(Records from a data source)
*** Begin section ***
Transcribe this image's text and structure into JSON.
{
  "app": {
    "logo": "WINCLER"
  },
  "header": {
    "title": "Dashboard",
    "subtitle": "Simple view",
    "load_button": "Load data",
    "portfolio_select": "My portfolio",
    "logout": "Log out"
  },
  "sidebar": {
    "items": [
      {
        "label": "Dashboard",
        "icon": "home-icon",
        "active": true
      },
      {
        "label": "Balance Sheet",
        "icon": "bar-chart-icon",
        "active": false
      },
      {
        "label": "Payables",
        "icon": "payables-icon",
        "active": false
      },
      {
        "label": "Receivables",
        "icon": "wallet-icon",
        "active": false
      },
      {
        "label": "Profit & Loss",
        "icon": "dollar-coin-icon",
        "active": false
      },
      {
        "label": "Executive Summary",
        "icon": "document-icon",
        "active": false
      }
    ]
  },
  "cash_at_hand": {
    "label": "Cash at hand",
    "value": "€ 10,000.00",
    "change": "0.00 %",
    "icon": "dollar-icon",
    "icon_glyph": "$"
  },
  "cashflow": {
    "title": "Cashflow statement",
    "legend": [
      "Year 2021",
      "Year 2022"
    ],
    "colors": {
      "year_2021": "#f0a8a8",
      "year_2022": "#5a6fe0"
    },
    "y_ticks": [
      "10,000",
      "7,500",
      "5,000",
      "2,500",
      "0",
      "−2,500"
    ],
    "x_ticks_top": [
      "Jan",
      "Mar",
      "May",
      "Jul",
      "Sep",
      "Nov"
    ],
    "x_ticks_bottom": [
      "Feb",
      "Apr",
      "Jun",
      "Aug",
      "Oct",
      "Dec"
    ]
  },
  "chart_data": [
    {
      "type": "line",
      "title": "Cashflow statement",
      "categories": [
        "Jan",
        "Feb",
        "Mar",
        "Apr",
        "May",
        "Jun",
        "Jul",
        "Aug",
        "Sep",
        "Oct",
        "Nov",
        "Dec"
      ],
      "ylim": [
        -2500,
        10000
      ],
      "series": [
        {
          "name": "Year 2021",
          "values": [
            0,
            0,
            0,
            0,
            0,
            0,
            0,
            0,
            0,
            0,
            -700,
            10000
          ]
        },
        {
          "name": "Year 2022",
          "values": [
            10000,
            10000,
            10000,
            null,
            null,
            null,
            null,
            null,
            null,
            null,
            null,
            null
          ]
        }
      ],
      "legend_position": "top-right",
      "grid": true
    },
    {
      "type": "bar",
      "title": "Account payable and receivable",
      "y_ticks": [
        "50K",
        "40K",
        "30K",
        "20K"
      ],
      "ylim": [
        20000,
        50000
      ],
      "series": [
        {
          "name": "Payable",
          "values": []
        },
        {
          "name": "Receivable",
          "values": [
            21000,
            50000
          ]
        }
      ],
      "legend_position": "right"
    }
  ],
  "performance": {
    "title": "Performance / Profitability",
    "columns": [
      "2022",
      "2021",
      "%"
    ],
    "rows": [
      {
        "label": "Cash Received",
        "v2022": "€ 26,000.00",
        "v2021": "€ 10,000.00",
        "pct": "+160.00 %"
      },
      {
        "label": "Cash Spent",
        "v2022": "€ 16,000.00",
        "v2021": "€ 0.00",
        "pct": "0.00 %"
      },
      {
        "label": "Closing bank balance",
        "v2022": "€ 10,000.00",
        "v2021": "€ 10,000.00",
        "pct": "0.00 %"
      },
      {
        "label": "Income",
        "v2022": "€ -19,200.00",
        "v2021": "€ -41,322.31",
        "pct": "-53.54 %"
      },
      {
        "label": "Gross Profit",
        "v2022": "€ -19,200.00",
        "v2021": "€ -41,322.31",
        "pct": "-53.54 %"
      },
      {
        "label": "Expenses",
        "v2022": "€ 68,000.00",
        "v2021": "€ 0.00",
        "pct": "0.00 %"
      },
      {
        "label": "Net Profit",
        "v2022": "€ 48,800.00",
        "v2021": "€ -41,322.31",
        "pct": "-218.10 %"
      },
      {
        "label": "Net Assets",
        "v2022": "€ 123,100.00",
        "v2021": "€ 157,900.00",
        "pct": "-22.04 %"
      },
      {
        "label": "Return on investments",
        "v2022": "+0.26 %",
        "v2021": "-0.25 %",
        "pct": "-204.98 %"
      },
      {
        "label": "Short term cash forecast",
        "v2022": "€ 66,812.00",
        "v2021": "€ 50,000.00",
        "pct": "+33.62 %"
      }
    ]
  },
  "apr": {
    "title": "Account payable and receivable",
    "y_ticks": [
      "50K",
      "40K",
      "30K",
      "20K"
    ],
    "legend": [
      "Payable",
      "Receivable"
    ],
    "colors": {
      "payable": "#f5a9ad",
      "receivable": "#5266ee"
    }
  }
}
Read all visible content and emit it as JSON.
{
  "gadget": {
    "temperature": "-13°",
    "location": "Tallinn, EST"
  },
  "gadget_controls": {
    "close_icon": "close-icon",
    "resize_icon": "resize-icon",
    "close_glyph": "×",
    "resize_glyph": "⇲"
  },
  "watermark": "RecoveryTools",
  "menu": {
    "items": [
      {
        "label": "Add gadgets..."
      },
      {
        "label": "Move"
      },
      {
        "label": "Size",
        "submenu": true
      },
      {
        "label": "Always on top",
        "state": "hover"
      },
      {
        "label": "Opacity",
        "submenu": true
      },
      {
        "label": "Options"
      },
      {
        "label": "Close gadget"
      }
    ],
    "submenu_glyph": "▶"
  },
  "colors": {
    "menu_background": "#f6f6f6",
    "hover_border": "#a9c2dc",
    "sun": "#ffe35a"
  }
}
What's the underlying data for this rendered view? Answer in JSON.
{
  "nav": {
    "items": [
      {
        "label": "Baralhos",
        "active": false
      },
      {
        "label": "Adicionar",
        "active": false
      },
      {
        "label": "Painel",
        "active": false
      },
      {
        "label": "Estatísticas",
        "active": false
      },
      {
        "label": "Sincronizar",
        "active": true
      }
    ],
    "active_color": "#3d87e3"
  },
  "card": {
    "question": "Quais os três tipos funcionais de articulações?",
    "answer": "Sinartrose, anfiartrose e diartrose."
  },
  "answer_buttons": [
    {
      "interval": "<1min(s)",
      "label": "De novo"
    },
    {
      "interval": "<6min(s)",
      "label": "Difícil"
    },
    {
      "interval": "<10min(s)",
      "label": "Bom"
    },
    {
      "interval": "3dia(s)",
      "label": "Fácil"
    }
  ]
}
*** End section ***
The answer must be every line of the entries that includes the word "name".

● Your response
          "name": "Year 2021",
          "name": "Year 2022",
          "name": "Payable",
          "name": "Receivable",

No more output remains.